- download colinux [1] That's the 5/24/05 snapshot under Development Snapshots from the homepage. It's stable as far as I can tell and they've fixed a couple major bugs since stable.

- run the installer check everything except uncheck "Root Filesystem image Download"
install to c:\coLinux and not c:\Program Files\coLinux, since /dev paths are relative to the installation directory
don't bother downloading and installing WinPCAP (the included TAP driver works fine)
hit "continue anyway" for the tap driver installation
goto Network Connections under control panel and right click on the newly installed LAN connection (TAP-Win32 Adapter V8 (colinux)). You may want to set configure->advanced->media status to "always connected". Set the ip (tcp/ip properties) to a new ip address on your lan. E.g. my hardware firewall my internet address 68.x.x.x. Then one computer gets 192.168.1.2 and the other one (wireless connection) gets 192.168.1.3. They both set the gateway field to 192.168.1.1 (configured in the hardware firewall settings). So I set the TAP adapter ip to 192.168.1.4, it's gatway to 192.168.1.1 and the dns servers to those given to me by my isp (68.x.x.x). Now select both your network connection and the TAP lan connection (ctrl-click) and then right click on one of them and select Bridge Connections. Now right-click the Network Bridge and set the tcp/ip address to the same one your internet connection uses (192.168.1.3 here). Also put in the dns servers and gateway. You may need to right-click the Network Bridge and click Disable followed by Enable to get the connection working. What happens is that your windows internet connection is still the same ip (192.168.1.3) but from within colinux, your TAP eth0 connection will use the new ip given to the TAP connection (192.168.1.4). So colinux looks like a new box on your LAN.

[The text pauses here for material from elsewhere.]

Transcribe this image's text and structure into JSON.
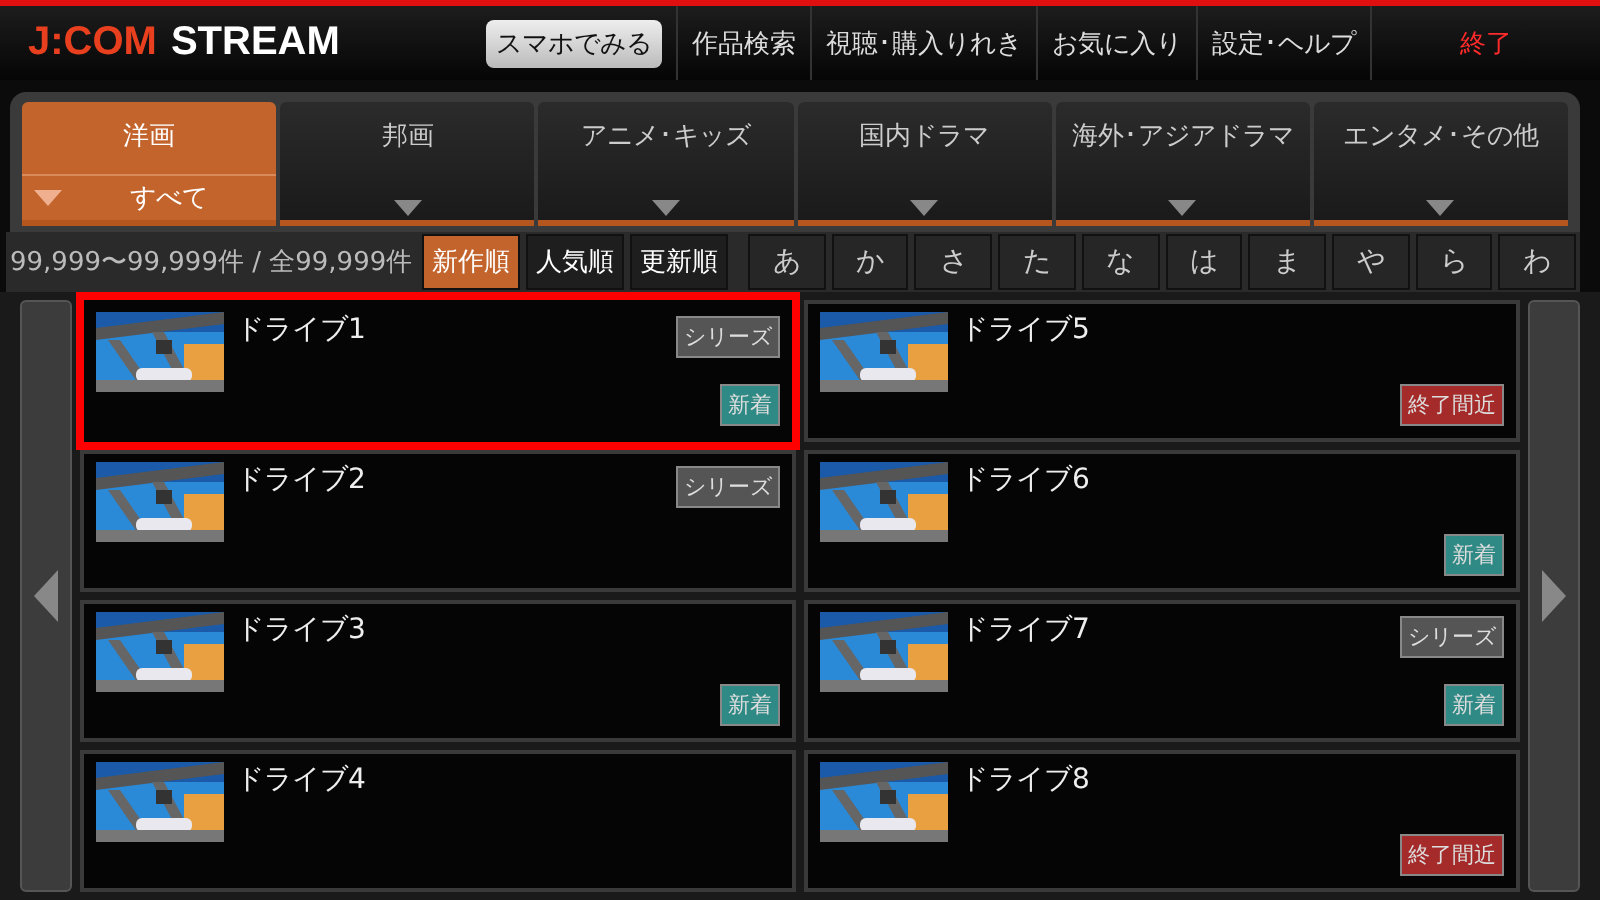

- create a configuration script first you need to find out which partitions your linux distribution uses as seen by windows. download either Dmdiag.exe from Microsoft or WinObj.zip from Sysinternals.
[2] [3]

usage:
dmdiag > out.txt
winobj -
check \GLOBAL?? for the name of your windows partitions (C:, D:). I have \Device\HarddiskVolume1 and \Device\HarddiskVolume2 for C: and D:. The next partition is probably the linux one. Goto \Device\Harddisk0 to see all the partitions on the disk.

now create a batch script (c:\coLinux\colinux.bat) to launch colinux:
colinux-daemon.exe -t nt mem=256 kernel=vmlinux hda6=\Device\Harddisk0\Partition3 hda7=\Device\Harddisk0\Partition4 root=/dev/hda6 eth0=tuntap cofs0=c:\coLinux 3

This means use the standard NT console (better because you can cut&paste using the mouse), give 256mb of ram to colinux, specifies the name of the kernel, the linux partitiions, virtual ethernet adapter, and a shared directory which can be used to copy files between the colinux and windows systems.

My linux root (/) partition is /dev/hda6 and swap partition is /dev/hda7. These correspond to \Device\Harddisk0\Partition3 and \Device\Harddisk0\Partition4 under windows (note that windows doesn't reserve a partition name for the extended partition -- my linux partitions are logical and not primary partitions). The root is given to be /dev/hda6, and you can just put tuntap for eth0, which will find the TAP connection we setup. cofs0 will be the device name of the shared folder to use to transfer files to/from windows. The 3 on the end is passed to the kernel as a kernel parameter. It means enter runlevel 3 (init 3). I need to do this since my default runlevel on boot is 5 which starts KDE, but this will crash colinux since it doesn't support X under colinux.